:: Records drawn from a dataset ::
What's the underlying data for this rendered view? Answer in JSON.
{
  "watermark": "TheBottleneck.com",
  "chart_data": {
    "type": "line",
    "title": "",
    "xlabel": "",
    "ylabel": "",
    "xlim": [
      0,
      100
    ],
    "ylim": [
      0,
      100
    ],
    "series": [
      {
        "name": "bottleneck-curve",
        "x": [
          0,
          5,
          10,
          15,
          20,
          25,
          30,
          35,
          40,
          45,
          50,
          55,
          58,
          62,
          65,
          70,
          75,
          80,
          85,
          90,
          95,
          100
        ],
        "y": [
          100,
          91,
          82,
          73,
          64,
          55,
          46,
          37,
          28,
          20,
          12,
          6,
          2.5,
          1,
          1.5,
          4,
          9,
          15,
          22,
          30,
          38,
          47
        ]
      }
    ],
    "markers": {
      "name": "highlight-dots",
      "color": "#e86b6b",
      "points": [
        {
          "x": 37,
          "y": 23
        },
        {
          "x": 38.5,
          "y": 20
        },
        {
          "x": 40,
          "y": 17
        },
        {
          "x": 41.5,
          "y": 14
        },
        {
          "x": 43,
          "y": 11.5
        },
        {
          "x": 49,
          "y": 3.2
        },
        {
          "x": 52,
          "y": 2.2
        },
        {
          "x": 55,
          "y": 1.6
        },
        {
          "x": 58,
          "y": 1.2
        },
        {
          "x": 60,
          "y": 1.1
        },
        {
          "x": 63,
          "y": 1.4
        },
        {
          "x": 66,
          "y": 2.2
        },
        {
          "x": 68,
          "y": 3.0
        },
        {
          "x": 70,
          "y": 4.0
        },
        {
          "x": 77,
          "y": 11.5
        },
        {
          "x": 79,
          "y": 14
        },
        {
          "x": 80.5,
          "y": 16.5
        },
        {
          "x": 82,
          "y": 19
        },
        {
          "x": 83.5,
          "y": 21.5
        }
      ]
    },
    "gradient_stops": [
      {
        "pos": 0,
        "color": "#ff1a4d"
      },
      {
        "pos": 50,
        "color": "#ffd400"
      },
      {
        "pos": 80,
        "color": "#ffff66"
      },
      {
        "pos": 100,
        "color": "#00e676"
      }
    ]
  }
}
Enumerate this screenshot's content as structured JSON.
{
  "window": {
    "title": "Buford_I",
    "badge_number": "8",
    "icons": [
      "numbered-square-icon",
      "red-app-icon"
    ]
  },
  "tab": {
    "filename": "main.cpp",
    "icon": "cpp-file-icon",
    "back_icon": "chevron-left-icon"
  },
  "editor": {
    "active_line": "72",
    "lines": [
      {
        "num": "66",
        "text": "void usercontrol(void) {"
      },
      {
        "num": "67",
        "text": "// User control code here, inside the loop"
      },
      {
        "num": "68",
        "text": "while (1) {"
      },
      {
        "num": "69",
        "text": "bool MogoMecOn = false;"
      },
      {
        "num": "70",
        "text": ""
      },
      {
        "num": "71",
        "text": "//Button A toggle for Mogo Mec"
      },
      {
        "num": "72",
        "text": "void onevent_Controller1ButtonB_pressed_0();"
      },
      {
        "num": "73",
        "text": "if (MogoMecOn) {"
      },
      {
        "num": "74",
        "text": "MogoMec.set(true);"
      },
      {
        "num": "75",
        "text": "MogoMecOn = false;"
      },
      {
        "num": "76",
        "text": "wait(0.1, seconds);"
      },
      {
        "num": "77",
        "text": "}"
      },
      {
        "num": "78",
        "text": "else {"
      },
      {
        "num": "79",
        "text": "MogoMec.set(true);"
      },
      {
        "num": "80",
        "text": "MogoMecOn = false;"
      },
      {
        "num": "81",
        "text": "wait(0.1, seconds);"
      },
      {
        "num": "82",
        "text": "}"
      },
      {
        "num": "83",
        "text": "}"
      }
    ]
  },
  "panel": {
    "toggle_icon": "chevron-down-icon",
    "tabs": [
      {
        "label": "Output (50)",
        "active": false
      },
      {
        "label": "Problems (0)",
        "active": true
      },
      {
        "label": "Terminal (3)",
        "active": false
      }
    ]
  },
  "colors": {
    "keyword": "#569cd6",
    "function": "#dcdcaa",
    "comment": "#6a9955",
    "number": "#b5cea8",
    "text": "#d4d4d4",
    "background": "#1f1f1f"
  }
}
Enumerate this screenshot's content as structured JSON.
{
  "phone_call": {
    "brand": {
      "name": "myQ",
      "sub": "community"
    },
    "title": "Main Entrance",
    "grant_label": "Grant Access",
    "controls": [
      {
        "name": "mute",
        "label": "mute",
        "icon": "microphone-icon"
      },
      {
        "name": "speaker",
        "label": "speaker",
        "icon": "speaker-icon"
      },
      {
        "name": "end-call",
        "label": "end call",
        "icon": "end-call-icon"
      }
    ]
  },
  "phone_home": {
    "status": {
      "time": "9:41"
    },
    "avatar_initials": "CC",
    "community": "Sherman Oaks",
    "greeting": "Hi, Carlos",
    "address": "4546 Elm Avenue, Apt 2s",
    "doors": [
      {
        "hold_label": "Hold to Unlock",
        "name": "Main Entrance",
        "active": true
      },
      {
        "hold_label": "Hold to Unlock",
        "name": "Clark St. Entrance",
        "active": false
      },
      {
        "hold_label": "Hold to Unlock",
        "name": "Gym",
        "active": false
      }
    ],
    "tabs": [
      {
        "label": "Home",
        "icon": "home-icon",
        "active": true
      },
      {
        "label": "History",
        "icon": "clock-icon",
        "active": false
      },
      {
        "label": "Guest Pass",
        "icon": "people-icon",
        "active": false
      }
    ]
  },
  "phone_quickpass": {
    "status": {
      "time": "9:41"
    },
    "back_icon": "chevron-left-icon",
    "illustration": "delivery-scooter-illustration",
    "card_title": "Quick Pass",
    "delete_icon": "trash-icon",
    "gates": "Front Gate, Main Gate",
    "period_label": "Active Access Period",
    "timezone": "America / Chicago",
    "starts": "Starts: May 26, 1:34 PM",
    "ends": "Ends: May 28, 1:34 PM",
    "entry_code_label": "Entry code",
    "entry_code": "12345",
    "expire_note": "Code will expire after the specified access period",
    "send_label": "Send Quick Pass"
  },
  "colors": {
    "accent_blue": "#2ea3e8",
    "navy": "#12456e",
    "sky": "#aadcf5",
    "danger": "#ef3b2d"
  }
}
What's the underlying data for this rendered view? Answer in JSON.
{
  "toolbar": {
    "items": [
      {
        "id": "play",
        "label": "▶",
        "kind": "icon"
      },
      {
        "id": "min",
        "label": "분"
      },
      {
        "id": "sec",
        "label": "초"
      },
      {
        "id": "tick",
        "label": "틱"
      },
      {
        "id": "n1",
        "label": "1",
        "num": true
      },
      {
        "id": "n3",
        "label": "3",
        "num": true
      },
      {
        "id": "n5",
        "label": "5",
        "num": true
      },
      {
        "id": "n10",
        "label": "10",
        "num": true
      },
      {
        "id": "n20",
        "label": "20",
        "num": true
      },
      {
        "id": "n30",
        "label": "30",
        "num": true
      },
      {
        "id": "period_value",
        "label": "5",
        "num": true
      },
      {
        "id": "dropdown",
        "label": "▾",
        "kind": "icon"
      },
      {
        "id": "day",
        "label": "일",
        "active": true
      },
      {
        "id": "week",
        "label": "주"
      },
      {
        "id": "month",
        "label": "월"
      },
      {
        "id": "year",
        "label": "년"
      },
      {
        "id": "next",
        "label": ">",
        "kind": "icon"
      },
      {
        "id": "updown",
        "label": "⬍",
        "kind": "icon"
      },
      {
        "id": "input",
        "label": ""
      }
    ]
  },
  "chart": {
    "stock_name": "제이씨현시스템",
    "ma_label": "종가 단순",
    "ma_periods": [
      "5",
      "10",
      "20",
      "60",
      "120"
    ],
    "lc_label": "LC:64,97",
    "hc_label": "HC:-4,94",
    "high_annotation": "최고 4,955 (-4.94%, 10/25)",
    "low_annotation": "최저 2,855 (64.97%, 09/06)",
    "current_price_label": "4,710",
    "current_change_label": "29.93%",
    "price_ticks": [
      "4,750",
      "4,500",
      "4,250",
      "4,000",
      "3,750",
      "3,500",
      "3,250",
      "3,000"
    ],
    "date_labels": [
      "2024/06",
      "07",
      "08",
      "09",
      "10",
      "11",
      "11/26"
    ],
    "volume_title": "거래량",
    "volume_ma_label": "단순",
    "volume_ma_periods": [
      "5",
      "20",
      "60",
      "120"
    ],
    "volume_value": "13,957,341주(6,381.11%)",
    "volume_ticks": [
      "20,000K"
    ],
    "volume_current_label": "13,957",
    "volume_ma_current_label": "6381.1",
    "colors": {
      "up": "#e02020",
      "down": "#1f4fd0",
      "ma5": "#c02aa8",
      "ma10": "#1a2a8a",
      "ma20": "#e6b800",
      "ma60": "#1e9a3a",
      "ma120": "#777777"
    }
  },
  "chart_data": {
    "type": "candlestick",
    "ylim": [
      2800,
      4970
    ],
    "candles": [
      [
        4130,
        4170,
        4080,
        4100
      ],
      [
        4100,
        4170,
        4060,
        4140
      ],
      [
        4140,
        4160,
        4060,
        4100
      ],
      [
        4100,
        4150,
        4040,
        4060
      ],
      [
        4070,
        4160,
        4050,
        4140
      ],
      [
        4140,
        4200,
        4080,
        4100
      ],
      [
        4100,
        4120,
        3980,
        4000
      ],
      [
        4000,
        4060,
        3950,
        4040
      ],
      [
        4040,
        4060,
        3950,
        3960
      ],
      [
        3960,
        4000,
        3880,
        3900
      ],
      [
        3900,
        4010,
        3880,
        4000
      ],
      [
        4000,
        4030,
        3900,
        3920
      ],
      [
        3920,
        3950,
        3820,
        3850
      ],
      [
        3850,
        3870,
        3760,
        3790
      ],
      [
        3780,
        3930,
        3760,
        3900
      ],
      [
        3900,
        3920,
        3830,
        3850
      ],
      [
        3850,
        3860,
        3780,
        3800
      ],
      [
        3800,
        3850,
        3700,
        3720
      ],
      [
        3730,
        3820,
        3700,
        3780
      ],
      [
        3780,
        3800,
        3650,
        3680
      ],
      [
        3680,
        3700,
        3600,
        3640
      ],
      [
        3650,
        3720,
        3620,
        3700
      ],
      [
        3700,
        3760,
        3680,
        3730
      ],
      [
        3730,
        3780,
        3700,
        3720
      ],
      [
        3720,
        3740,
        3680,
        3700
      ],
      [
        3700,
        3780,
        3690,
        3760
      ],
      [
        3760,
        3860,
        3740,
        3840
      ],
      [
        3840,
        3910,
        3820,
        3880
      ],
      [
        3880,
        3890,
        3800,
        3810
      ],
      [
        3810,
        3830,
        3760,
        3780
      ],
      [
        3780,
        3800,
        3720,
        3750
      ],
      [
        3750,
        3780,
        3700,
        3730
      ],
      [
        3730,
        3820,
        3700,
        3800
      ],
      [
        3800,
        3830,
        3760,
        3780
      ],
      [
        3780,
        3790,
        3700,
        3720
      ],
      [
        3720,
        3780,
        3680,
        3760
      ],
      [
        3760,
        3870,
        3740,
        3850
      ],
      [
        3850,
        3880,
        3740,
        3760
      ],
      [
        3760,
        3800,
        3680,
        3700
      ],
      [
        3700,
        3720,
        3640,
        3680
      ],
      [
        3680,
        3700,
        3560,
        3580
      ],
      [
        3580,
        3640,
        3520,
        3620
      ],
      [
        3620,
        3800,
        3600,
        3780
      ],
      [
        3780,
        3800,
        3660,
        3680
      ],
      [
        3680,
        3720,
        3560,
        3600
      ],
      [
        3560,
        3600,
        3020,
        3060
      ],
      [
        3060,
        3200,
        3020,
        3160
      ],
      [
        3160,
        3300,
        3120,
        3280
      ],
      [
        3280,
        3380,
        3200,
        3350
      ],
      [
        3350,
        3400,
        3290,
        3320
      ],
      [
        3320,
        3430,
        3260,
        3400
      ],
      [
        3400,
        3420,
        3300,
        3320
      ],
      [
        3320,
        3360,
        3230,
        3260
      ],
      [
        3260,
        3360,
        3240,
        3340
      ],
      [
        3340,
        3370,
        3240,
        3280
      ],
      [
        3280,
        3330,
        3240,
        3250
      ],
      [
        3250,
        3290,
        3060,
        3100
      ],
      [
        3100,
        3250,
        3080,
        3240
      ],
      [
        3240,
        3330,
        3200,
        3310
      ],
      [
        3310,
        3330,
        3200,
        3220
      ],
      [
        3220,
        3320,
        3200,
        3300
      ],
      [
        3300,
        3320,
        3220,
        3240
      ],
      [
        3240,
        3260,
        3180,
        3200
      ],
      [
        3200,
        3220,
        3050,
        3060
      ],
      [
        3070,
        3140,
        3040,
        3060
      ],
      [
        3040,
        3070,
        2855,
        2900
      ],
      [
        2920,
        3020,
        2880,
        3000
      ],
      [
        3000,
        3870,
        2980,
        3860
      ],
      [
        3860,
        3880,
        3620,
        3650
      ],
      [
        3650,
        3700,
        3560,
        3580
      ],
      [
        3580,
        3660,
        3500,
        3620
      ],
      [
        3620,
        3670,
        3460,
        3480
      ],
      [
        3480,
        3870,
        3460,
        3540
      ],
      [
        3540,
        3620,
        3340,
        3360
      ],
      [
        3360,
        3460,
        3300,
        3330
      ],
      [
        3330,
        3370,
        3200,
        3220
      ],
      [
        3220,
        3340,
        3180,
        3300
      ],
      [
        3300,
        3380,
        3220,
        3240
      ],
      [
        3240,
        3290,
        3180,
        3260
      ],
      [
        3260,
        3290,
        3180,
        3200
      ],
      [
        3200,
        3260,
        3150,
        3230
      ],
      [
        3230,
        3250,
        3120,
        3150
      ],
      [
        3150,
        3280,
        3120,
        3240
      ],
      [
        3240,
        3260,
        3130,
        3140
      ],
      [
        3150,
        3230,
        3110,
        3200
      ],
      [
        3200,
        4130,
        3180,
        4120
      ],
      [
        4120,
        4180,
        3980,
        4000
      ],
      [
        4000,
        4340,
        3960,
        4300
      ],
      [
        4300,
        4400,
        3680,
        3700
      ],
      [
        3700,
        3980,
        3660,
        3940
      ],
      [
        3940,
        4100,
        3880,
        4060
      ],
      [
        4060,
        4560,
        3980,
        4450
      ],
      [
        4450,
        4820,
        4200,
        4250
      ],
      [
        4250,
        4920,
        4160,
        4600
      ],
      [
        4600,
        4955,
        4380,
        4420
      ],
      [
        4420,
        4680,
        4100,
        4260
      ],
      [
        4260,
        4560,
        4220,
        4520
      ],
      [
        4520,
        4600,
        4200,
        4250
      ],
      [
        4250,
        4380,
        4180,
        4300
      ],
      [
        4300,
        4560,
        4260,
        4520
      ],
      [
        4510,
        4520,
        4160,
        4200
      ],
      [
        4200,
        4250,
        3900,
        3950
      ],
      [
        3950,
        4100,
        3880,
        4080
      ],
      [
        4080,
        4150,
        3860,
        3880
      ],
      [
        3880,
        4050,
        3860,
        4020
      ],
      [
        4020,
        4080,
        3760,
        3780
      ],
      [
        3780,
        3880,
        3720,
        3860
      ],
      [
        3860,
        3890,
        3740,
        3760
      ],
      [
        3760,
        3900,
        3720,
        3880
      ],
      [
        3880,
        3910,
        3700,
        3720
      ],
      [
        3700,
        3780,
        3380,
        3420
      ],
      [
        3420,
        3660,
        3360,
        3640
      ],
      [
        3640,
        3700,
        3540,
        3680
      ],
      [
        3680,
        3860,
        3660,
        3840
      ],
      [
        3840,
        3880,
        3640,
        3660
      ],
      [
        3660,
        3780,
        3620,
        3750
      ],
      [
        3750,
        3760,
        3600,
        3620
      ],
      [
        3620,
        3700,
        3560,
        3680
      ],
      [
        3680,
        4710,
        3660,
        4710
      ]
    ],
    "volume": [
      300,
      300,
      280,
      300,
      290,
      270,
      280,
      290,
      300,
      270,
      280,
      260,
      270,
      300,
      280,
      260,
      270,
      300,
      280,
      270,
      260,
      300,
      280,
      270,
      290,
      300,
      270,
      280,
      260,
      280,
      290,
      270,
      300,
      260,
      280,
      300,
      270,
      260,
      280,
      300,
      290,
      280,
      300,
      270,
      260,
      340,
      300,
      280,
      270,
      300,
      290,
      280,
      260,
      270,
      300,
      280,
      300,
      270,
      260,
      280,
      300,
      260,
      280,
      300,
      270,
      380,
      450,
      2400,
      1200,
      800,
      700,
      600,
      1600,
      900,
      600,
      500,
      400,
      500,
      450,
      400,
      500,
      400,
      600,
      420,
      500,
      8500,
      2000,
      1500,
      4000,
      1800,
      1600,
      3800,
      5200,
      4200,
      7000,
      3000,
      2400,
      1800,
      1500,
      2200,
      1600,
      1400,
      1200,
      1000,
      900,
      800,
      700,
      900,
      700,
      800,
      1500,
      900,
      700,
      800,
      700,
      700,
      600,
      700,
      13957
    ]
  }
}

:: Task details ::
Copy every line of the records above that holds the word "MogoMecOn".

:: Task output ::
        "text": "bool MogoMecOn = false;"
        "text": "if (MogoMecOn) {"
        "text": "MogoMecOn = false;"
        "text": "MogoMecOn = false;"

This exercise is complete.